Presentation of Awards by French General Dody, the Military Governor of Metz

After the victory in reclaiming Metz from the Germans, General Dody presented the  French Legion of Honor Awards. The French Crois de Guerre to General Walton Walker, and the Chevalier to Julius and others involved in the attack and victory.

Walker’s XX Corps, the Field Artillery Group under the command of Brigadier General Julius Easton Slack, played a role in Patton’s dash across France in August and early September 1944, earning the sobriquet “Ghost Corps” for the speed of its advance.

Walker’s troops saw heavy fighting in France and Germany during the remainder of the war, especially at Metz, the Battle of the Bulge, and in the invasion of Germany.

Later, in the spring of 1945, XX Corps liberated Buchenwald concentration camp, then pushed south and east, eventually reaching LinzAustria by May. 

Source: Wikipedia

 

Footage of the Awards Ceremony

From the National Archives, the Review of XX Corps, Metz, France, November 1944. The initial minute or so footage is a shortened segment whosing of Eisenhower inspecting the British troops in Holland during that same timeframe. These activities occured on November 29th and 30th, 1944.

Julius can be seen in several shots and then in one particularly long shot with General Dody presenting the French Legion of Honor Award.

Thank you to Mr. John C. James who provided me with the link to download this video clip. His father was Captain William Cook James, otherwise known as Jesse James. He served as a liaison officer attached to the XV Corps before being discharged and commission as an officer. He was reattached to the XX Corps in August of 1944. Captaim James was a  highly decorated soldier, earning a Bronze Star, Croix de Guerre, and a Purple Heart. Family rumors say he was also awarded the Silver Star, the story being that he swam a river under fire as part of an operation to rescue some people associated with royalty in Luxembourg.

There will be more about Mr. James’s father as the site expands.

Click here to go to the National Archives site and view the entire clip.

General Dody, Military Governor of Metz, presents the French Legion of Honor (Chevalier) to Brigadier General Julius Easton Slack at Metz, France, November 29, 1944.

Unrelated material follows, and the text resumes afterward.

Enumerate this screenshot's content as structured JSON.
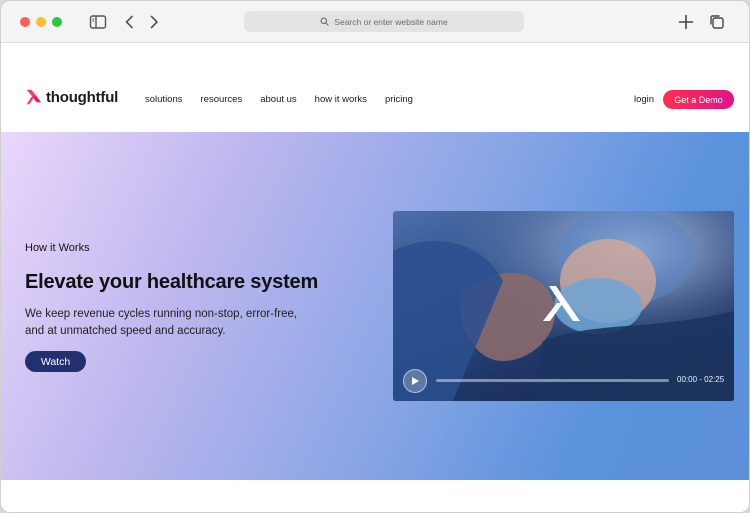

For the Liberation of France

Major General Walton H. Walker, Commanding General, XX Corps presents the Silver Star to Brigadier General Julius Easton Slack at Thionville, France March 1945.

For period September 15, 1944 to December 20, 1944

If you have XX Corps stories, please send them to me if you’d like them included on this site, and if you think I might have some photos or information about someone you know, please don’t hesitate to ask.

I’ve already heard from the son of a Captain who served with XX Corps. He has shared some amazing tidbits about his father that will be added to a new section of this site.